Marshall gets very good work from his cast, especially McKidd who is a strong and heroic lead. Cooper is a simple but smart and tenacious man who is not going to give up even when faced with opponents from out of a horror movie. We get a cute but very smart and spunky heroine from Cleasby as Megan and a tough but lovable sergeant from Pertwee. The rest all give their characters a personality and life beyond the printed script and the performers under the latex and fur give our lycanthropes some real threat. As for our wolves, the costumes are effective animatronics and prosthetics and since they are created on a low budget, Marshall keeps them effective by shooting them in quick shots and keeping them in shadow giving them an air of mystery, as well as, hiding any possible flaws from budgetary restraints. The rest of the gore and bloodshed is also quite well orchestrated and there is plenty of it!

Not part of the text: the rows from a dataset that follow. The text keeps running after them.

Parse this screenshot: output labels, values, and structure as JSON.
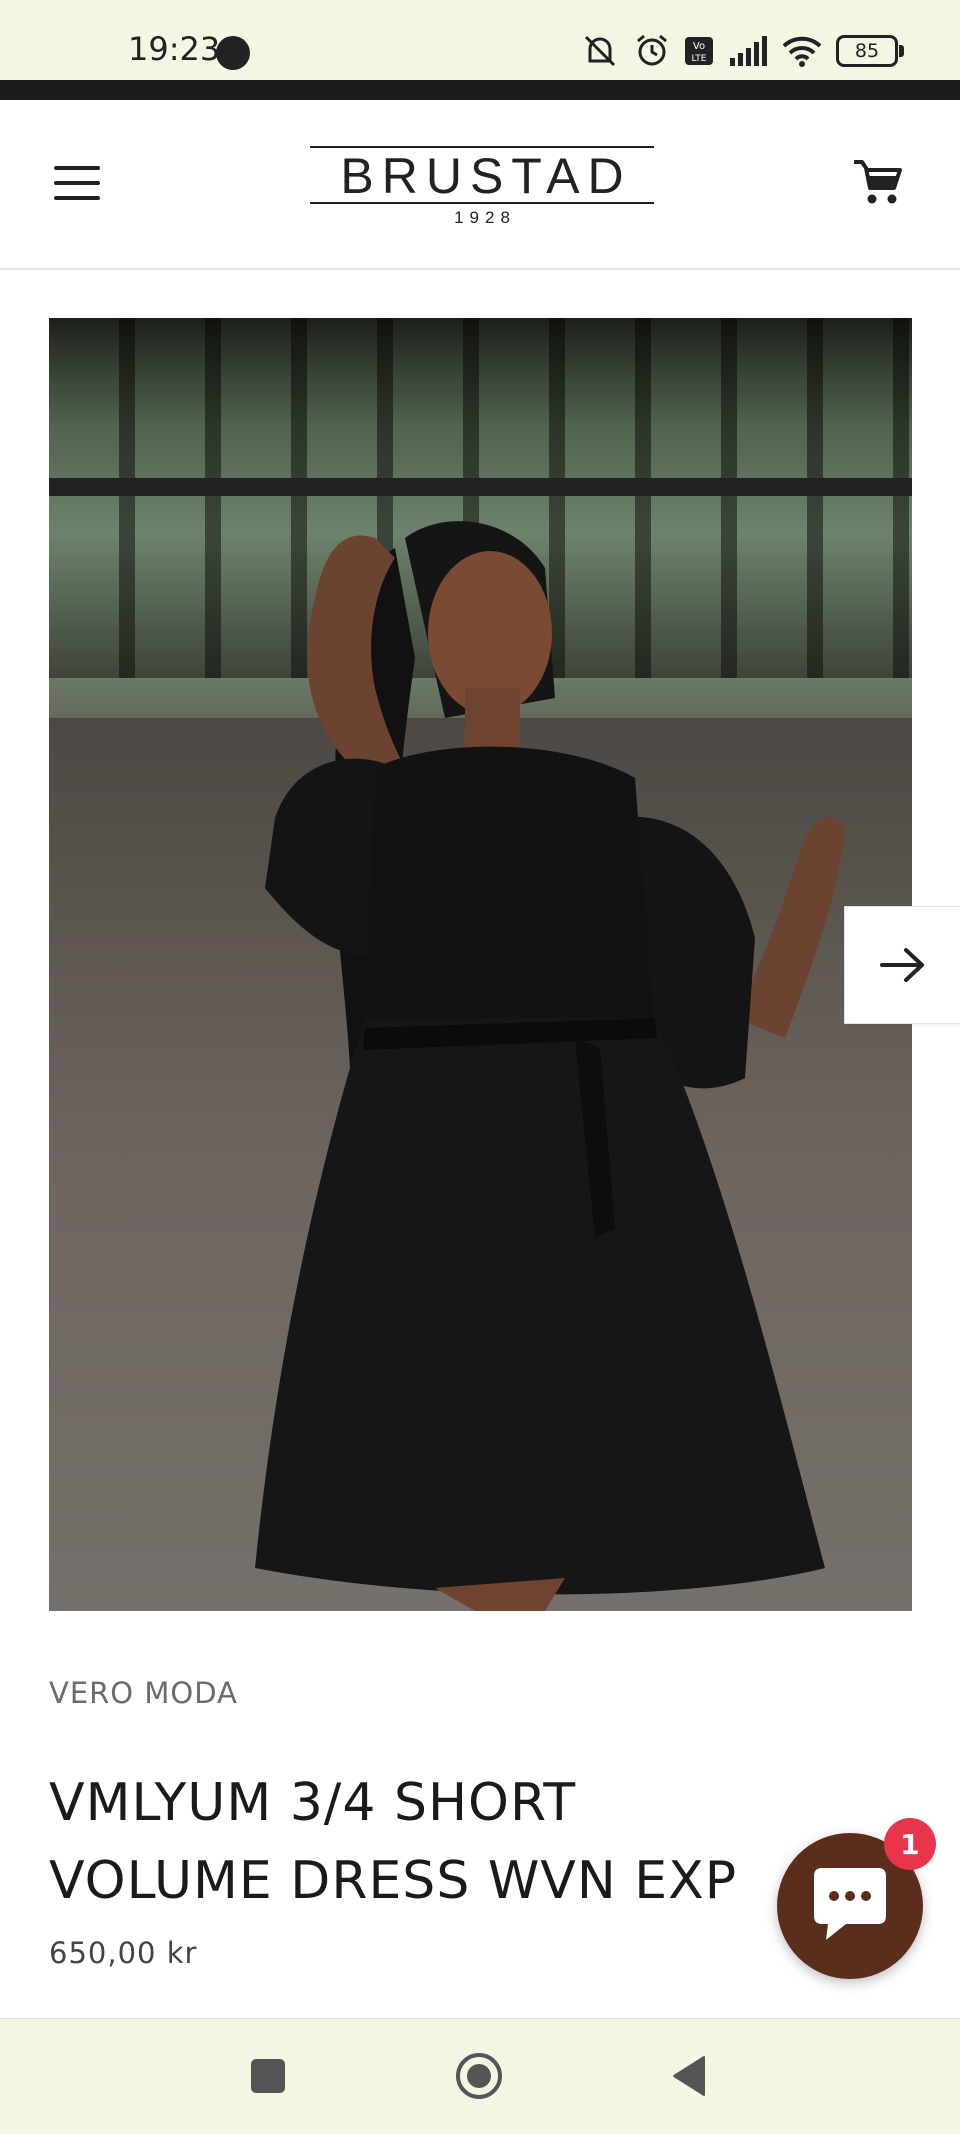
{
  "status_bar": {
    "time": "19:23",
    "battery": "85",
    "icons": [
      "moon-icon",
      "mute-icon",
      "alarm-icon",
      "volte-icon",
      "signal-icon",
      "wifi-icon",
      "battery-icon"
    ]
  },
  "header": {
    "logo_name": "BRUSTAD",
    "logo_year": "1928",
    "menu_icon": "hamburger-menu-icon",
    "cart_icon": "shopping-cart-icon"
  },
  "product": {
    "image_alt": "Model wearing black volume dress",
    "vendor": "VERO MODA",
    "title": "VMLYUM 3/4 SHORT VOLUME DRESS WVN EXP",
    "price": "650,00 kr"
  },
  "gallery": {
    "next_icon": "arrow-right-icon"
  },
  "chat": {
    "icon": "chat-bubble-icon",
    "badge_count": "1",
    "brand_color": "#5b2d1c",
    "badge_color": "#e8354b"
  },
  "navbar": {
    "buttons": [
      "recent-apps-button",
      "home-button",
      "back-button"
    ]
  }
}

While not perfect…there are a few plot holes, but most flaws come from a limited budget…Dog Soldiers is an atmospheric and action-packed tale of hard and tough men up against something even their steel nerves and military skills can’t handle. It’s witty and fast paced and takes a time honored siege story and really makes it work. A solid and scary horror/action flick that also has a bit of a sly sense of humor and is not without a few surprises too. Highly recommended! Also stars Liam Cunningham as sole surviving SAS Captain Ryan, a man with quite a few secrets of his own.

There has been continual talk for years about a sequel. but so far, nothing has yet to happen…and maybe that’s a good thing as we all know how the sequel to Marshall’s The Decent…which he didn’t write or direct…turned out.

3 and 1/2 bullets…which only annoy a werewolf since they are not silver!

raid rating

bars